Posted by Human Rights & Equity Services on March 20, 2017 in General Announcements

See below for a sample of dates to observe, reflect, celebrate or promote throughout the university community. The full calendar is available on the website, http://multifaithcalendar.org/cal/dologin.php?id=469

March 20
International Francophone Day
International Francophonie Day (In French, Journée internationale de la francophonie) is observed within the International Organization of La Francophonie's 77 member states every March 20 to celebrate the French language and Francophone culture. There are over 274 million French speakers on Earth.

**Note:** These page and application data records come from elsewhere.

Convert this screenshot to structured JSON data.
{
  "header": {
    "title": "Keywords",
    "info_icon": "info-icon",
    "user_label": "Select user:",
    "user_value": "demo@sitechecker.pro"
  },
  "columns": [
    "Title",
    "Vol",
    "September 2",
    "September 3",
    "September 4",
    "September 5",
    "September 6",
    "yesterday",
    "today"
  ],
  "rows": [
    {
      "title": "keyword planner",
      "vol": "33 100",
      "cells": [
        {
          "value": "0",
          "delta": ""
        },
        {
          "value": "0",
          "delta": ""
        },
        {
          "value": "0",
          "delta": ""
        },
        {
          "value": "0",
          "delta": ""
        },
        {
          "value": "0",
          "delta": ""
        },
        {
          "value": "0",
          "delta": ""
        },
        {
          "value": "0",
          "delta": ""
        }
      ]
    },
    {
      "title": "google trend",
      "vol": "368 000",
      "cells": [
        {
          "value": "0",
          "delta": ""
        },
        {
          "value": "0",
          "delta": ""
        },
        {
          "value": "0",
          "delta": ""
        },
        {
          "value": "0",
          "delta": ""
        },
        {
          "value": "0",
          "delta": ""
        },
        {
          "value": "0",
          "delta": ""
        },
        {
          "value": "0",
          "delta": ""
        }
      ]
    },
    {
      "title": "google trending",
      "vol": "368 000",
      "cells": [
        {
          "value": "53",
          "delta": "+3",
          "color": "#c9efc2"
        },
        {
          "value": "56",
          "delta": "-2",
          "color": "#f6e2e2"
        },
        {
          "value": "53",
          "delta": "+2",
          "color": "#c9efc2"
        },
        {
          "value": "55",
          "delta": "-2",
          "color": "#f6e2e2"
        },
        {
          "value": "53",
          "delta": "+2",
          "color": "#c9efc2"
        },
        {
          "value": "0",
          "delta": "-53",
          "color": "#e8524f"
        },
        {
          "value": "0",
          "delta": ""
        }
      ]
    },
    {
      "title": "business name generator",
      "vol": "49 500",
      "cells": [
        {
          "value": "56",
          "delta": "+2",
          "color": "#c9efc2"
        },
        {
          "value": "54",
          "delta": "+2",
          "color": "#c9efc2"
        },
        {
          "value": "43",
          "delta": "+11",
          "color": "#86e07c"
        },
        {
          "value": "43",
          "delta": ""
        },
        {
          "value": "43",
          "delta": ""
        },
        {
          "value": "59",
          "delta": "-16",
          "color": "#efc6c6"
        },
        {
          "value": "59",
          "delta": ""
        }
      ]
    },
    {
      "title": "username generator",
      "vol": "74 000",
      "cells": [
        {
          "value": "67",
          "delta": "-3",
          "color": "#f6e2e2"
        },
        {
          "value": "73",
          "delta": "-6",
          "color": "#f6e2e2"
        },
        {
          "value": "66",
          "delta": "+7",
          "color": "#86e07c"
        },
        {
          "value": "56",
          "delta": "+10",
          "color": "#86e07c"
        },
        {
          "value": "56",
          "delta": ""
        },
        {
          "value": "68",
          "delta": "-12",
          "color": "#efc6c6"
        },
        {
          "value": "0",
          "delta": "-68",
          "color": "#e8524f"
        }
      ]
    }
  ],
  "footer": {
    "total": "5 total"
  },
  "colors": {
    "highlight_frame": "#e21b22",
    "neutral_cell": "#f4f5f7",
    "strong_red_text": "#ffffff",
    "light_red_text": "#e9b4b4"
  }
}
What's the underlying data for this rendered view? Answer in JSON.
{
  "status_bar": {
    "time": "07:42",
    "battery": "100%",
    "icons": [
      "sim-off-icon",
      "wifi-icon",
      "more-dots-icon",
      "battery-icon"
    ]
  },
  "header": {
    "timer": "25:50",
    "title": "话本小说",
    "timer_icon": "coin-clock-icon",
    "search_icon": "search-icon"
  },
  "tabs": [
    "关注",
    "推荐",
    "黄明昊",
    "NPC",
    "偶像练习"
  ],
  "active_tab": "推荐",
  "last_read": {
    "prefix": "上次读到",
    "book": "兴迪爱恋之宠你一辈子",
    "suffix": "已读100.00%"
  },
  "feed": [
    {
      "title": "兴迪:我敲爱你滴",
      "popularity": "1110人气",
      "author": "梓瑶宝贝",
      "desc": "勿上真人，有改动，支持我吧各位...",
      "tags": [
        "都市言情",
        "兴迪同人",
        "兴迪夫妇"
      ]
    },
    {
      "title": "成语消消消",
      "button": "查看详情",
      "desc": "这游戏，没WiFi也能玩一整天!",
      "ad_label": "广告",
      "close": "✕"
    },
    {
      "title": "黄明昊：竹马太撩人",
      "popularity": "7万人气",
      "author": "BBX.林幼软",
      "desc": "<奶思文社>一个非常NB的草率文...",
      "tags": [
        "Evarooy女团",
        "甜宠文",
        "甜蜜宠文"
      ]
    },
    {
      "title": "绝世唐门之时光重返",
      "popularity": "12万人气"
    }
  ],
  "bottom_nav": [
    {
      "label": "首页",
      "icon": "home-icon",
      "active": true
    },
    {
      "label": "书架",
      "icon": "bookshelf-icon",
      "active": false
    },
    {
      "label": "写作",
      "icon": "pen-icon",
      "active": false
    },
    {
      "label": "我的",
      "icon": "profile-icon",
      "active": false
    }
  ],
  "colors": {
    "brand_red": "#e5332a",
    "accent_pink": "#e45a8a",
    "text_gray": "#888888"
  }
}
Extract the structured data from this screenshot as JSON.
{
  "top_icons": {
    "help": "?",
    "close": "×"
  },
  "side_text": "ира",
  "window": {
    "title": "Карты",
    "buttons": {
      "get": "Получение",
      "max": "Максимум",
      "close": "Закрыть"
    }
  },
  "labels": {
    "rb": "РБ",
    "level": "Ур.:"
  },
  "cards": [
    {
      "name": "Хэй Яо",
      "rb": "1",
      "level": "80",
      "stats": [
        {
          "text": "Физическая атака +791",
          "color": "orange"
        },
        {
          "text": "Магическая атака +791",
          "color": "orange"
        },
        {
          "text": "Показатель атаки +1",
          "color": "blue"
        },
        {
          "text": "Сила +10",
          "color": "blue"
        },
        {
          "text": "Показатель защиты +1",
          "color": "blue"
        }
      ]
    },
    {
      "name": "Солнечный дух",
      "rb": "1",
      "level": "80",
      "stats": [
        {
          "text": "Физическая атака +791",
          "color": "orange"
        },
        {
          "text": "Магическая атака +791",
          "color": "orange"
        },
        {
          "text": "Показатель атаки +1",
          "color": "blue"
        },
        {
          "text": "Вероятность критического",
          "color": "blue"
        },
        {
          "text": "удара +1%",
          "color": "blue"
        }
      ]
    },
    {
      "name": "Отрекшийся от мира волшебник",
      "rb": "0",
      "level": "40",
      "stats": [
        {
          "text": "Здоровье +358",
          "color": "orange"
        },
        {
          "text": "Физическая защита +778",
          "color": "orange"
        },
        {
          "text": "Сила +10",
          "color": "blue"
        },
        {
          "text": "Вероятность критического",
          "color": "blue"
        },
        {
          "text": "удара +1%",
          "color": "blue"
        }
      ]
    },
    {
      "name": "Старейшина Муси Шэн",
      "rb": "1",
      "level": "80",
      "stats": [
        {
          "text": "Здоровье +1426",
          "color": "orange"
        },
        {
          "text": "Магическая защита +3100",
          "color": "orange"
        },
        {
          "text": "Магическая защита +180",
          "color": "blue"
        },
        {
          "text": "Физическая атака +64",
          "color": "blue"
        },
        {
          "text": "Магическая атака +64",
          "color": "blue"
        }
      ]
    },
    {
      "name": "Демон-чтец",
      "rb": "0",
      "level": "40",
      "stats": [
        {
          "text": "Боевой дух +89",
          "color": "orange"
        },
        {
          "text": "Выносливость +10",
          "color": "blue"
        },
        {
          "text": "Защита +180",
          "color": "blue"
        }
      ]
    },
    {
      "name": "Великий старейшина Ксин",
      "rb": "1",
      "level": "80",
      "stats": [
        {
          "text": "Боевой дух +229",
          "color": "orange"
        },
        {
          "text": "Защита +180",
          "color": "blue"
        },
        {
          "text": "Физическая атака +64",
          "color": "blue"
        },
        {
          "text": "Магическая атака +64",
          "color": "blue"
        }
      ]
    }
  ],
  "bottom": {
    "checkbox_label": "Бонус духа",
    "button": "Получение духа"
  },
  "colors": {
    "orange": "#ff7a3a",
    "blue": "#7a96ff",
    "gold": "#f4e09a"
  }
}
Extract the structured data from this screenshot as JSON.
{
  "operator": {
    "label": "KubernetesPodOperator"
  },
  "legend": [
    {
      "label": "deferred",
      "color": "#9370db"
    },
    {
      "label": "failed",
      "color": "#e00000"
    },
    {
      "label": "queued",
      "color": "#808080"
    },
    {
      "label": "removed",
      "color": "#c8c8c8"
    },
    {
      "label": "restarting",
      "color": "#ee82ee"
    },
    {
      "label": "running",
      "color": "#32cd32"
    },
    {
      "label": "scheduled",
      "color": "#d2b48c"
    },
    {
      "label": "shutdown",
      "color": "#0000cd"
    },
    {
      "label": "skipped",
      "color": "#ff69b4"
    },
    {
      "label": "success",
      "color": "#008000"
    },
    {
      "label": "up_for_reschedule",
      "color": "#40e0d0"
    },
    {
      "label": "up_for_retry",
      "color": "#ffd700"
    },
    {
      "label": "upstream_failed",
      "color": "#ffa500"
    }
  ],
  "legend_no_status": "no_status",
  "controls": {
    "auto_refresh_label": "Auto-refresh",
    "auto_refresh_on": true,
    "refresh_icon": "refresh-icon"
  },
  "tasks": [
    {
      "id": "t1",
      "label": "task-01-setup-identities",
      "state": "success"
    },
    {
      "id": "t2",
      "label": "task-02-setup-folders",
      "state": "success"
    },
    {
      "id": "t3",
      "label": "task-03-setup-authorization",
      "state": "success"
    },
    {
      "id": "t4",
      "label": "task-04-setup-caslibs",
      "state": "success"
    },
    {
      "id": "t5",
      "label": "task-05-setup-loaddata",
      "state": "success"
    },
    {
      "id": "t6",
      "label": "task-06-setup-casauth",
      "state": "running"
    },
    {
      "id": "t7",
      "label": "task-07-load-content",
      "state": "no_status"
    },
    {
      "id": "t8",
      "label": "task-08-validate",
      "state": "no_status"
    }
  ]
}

Ostara (W)
Ostara is one of the eight major Wiccan holidays or sabbats of the Wheel of the Year. Ostara is celebrated on the Vernal Equinox, in the Northern hemisphere around March 21 and in the Southern hemisphere around September 23, depending upon the specific timing of the equinox. Among the Wiccan sabbats, it is preceded by Imbolc and followed by Beltane. The Festival of Ostara at the spring equinox marks the end of winter and the beginning of the season of rebirth (spring), and is celebrated by a blot in honour of Frigg and Freya and/or the disir, the collective of female fertility deities. “The "blot" is a celebratory meal (also known as "cakes and ale") that is believed to be shared with the Goddess.

Naw Ruz (New Year) (BA ZO)
Naw Ruz or Nowruz is the first day of Farvardin, the first month of the Iranian solar year. It is the traditional Iranian new year holiday celebrated by Iranian, Turkish, and many other peoples in West Asia, Central Asia, South Asia, Northwestern China, the Caucasus, the Crimea, and the Balkans. Nowruz marks the first day of spring and the beginning of the Iranian year. It is celebrated on the day of the astronomical vernal equinox (start of spring in northern hemisphere), which usually occurs on March 21 or the previous/following day depending on where it is observed. This is a non-work day for Baha’is. As well as being a Zoroastrian holiday, it is also a holy day for adherents the Baha’i Faith. This is a non-work day for Baha’is. In Iran it is also referred to as an Eid festival, although it is not an Islamic feast. Alawites and Nizari Ismaili Muslims also celebrate Nowruz.

March 21
International Day for the Elimination of Racial Discrimination (UN)
The International Day for the Elimination of Racial Discrimination is observed annually on March 21 with activities led by the Office of the United Nations High Commissioner for Human Rights in Geneva, New York, and at field-presences. This year's theme is: "Racism and Discrimination: Obstacles to Development." On March 21, 1960, police opened fire and killed 69 people at a peaceful demonstration in Sharpeville, South Africa, against the apartheid "pass laws." In 1966, the General Assembly proclaimed 21 March 21 as International Day for the Elimination of Racial Discrimination to commemorate the Sharpeville tragedy (resolution 2142 (XXI) of October 26, 1966). March 21 has since then served not only to remind the international community of the dire consequences of racism, but also to recall our obligation and determination to combat racial discrimination.

March 25
International Day of Remembrance of the Victims of Slavery and the Trans-Atlantic Slave Trade (UN)
On December 17, 2007, the UN General Assembly designated March 25 as an annual International Day for the Commemoration of the Two-Hundredth Anniversary of the Abolition of the Transatlantic Slave Trade. The purpose of this day is to honour the memory of those who died as a result of slavery as well as those who have been exposed to the horrors of the middle passage and have fought for freedom from enslavement. In addition, it is a day to discuss the causes, consequences, and lessons of the transatlantic slave trade in order to raise awareness about the dangers of racism and prejudice.

March 28
Ramayana Week begins
Begins nine days before Ramanavmi, the birth day of Lord Rama. Fasting during this period is considered highly auspicious.